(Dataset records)
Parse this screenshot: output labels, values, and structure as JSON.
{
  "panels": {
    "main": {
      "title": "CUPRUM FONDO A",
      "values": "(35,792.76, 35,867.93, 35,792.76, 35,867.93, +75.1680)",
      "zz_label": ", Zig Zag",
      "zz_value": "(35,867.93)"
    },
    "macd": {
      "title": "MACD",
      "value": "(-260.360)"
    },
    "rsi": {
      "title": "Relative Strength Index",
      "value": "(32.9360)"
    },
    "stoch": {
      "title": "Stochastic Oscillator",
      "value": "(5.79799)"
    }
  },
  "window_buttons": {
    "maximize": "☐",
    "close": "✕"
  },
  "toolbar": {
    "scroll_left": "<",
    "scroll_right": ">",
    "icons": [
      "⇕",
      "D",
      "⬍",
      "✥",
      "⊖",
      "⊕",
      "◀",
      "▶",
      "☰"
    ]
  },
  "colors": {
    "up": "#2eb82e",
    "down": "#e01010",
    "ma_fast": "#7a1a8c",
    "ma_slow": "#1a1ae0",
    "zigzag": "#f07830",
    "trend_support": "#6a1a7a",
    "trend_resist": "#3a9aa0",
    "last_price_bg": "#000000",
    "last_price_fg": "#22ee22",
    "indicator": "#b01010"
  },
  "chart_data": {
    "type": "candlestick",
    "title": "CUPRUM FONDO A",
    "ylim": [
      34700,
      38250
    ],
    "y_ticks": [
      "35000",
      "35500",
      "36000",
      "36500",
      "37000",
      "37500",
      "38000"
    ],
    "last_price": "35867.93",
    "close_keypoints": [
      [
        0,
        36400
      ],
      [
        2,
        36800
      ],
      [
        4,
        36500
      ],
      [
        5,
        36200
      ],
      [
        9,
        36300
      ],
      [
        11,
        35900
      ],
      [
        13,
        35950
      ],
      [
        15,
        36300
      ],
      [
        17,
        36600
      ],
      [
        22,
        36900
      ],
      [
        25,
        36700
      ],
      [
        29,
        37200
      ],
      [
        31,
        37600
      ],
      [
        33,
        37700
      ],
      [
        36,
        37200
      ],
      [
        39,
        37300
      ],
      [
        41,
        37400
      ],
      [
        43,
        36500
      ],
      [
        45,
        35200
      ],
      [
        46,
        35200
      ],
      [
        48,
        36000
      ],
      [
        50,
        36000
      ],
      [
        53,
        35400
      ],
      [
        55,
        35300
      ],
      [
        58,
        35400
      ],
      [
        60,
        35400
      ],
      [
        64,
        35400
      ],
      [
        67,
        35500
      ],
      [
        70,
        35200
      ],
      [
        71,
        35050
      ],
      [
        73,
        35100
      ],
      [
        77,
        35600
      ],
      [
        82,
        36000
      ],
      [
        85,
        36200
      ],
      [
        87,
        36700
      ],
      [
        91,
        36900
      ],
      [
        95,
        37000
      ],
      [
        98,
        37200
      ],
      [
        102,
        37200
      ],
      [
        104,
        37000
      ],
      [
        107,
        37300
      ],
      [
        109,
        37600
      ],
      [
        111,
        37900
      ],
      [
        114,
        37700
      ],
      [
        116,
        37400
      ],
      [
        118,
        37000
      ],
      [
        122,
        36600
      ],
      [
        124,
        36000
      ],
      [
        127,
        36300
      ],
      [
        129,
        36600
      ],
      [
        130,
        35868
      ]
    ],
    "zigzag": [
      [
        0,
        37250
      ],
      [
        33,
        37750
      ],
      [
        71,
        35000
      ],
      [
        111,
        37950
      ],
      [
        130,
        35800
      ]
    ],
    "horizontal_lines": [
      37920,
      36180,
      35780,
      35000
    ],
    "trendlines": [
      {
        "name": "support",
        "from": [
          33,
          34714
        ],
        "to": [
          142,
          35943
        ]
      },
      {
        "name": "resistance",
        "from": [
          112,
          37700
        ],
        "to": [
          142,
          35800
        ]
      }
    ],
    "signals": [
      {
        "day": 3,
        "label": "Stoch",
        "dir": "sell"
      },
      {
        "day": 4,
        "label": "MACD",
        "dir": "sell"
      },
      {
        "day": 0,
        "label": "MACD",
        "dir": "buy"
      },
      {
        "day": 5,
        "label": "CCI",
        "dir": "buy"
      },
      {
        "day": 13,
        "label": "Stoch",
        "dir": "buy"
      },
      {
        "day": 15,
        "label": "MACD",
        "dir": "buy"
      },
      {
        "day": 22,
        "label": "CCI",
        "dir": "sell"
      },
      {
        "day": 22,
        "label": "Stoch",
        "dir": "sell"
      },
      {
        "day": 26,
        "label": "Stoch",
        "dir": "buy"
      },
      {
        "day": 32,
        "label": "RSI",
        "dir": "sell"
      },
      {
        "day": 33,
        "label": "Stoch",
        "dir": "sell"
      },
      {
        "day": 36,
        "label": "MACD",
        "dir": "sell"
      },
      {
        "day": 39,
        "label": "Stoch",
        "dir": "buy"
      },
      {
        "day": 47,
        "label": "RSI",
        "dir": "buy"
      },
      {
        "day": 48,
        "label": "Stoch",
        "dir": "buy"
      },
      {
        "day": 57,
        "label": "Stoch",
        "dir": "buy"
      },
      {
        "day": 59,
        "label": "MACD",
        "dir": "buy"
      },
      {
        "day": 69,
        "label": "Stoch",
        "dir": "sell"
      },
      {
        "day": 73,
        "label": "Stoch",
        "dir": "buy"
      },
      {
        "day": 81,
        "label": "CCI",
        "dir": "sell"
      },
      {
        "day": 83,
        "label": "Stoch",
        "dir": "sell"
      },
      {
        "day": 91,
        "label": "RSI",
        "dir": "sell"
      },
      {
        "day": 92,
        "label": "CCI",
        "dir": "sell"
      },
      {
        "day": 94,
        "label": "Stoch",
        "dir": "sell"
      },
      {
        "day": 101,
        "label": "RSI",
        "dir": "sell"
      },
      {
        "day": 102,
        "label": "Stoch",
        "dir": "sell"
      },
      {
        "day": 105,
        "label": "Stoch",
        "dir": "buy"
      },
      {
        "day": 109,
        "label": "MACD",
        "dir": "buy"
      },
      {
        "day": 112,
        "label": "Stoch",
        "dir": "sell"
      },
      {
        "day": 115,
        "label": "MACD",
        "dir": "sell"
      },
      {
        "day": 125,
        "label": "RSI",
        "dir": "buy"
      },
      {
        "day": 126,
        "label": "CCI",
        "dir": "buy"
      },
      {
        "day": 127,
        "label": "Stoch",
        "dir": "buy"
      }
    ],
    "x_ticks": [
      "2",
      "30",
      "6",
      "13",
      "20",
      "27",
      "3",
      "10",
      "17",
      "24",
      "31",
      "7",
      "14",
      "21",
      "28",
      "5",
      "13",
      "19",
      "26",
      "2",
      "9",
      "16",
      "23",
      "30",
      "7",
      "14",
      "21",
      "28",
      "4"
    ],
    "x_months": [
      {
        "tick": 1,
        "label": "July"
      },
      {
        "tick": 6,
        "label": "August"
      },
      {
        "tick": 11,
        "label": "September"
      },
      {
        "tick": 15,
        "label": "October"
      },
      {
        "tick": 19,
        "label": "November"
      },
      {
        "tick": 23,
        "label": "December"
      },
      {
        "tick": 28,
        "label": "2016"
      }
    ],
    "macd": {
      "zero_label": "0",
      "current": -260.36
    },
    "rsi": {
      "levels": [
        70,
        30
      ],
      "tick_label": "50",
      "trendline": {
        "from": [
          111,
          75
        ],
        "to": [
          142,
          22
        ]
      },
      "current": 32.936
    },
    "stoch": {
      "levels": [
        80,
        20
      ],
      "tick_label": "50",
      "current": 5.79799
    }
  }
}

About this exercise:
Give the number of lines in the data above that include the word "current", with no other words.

Task response:
3